Khamenei says US, Israeli intelligence services "prime suspects" of terror attacks against Shi'ites.

Ayatollah Ali Khamenei iran 248 88 ap (photo credit: AP [file])
Ayatollah Ali Khamenei iran 248 88 ap
(photo credit: AP [file])

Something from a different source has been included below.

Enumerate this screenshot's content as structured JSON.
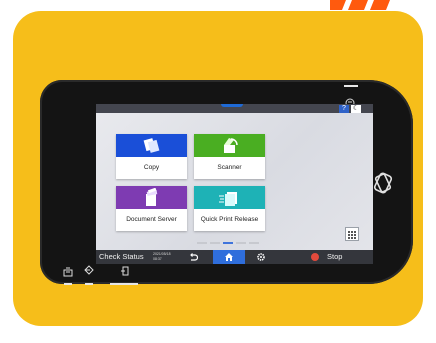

Iran's supreme leader Ayatollah Ali Khamenei blamed Israel and the United States on Saturday for recent suicide attacks in Iraq that have killed dozens of Iranian Shiite Muslim pilgrims. "Dirty hands and evil brains that founded this blind and uncontrolled terrorism in Iraq should know that the fire will burn them, too," Khamenei said in a statement broadcast on state television. More than 150 people, including many Iranian pilgrims, were killed in high-profile attacks Thursday and Friday in Iraq that primarily targeted Shiite worshipers. "The American and Israeli intelligence services are the prime suspects," state television quoted the Iranian leader as saying. Khamenei, who has the final say in all state matters, said American forces have brought greater insecurity to Iraq and have killed tens of thousands of people since the 2003 US-led invasion. Khamenei's comments come as US Secretary of State Hillary Rodham Clinton was in Iraq and the Obama administration has said it wants to engage Iran after a 30-year diplomatic deadlock. Clinton responded to Khamenei's allegations, saying it was "disappointing for anyone to make such a claim since it is clearly traced to the al-Qaida remnants and other violent groups who wish to disrupt the progress of Iraq." "I condemn these violent recent efforts to disrupt the progress that Iraq is making," Clinton said, claiming the attacks were a sign that extremists are afraid Iraq's government is succeeding. But she said the response by the government and its people was "firm and united in rejecting that violence and refusing to allow it to set Iraqi against Iraqi, which is obviously one of its intended goals." Iran has sent mixed messages to Washington in response to President Barack Obama's overtures. Iranian President Mahmoud Ahmadinejad has said Iran was ready to forget the past and start a new relationship - but he also called Israel a racist country and blamed the US invasion of Iraq on a Zionist conspiracy. US president Barack Obama has been trying a different approach to Teheran by offering to engage in dialogue with the Iranians, who have sent conflicting signals back to Washington. On Monday at a UN anti-racism conference, Ahmadinejad called Israel the "most cruel and repressive racist regime," prompting diplomats from every European Union country to walk out.